**WHAT TO PRODUCE**
In the data below, which lines hold "Pages"? Copy every one.
=====
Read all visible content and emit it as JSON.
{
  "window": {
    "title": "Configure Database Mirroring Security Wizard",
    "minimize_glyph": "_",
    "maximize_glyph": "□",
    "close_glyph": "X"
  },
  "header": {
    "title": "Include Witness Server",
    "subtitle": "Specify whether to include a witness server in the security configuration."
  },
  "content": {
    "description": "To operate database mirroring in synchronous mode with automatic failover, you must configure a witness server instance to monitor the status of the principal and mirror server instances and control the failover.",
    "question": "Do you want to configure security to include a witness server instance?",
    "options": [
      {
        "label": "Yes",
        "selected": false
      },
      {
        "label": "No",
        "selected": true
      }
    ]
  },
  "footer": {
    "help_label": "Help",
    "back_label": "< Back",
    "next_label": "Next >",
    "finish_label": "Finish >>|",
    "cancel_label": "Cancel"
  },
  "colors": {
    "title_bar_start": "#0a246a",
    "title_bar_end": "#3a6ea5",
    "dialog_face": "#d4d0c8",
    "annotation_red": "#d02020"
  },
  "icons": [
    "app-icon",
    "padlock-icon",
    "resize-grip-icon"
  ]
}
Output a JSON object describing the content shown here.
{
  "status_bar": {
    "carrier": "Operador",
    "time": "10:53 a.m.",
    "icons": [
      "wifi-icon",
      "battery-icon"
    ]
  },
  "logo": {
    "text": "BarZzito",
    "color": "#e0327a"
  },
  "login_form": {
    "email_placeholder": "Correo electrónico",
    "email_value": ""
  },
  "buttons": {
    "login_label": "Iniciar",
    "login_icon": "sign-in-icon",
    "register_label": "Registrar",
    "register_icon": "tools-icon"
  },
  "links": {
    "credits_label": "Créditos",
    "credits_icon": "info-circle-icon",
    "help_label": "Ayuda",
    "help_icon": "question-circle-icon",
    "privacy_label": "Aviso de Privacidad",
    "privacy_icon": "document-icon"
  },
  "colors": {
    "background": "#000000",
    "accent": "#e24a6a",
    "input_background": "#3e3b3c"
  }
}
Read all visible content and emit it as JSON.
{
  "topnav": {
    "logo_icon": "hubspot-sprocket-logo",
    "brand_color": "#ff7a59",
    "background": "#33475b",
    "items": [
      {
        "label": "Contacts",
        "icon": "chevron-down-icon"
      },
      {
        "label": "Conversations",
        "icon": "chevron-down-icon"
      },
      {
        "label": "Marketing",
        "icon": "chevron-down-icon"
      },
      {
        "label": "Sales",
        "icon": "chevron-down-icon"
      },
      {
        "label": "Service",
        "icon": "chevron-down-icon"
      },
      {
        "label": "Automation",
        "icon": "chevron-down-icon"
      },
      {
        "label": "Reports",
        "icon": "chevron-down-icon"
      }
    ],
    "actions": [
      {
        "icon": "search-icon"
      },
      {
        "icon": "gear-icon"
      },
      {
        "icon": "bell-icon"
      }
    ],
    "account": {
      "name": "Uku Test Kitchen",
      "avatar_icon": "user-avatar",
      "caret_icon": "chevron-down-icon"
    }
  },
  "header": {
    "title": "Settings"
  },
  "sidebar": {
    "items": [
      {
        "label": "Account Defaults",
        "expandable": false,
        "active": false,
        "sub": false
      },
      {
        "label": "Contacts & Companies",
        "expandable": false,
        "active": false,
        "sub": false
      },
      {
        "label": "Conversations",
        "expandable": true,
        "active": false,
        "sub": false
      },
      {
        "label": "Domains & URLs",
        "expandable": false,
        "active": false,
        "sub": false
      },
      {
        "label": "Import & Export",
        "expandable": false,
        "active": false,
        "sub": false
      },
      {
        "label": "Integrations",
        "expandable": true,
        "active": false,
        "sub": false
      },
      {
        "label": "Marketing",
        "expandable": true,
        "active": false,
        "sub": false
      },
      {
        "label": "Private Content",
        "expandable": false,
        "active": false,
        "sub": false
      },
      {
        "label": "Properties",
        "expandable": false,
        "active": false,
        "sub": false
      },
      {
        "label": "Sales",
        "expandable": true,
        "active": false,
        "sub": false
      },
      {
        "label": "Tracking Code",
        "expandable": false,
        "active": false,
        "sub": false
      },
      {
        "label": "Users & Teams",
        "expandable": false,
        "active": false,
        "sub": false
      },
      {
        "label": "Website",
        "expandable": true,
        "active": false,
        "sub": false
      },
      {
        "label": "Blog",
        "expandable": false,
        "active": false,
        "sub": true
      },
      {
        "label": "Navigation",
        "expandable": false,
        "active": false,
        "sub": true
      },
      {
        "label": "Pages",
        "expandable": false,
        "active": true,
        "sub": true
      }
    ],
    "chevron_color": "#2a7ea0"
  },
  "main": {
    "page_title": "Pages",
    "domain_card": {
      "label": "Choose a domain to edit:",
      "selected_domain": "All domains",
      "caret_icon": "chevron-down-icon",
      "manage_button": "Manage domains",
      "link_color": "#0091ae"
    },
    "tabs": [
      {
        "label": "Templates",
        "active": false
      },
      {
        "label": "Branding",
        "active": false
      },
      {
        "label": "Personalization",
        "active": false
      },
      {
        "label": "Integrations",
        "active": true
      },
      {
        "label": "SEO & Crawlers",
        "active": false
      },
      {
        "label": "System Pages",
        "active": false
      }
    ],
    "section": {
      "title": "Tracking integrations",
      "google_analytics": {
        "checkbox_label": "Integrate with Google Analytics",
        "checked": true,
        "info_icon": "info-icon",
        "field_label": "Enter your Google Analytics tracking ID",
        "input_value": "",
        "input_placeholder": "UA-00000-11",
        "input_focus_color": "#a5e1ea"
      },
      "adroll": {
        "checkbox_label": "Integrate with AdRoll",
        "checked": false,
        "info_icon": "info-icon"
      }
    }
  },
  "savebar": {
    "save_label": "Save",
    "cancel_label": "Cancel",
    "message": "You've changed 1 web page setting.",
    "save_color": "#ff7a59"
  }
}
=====
**REPLY TO THE TASK**
        "label": "Pages",
    "page_title": "Pages",
        "label": "System Pages",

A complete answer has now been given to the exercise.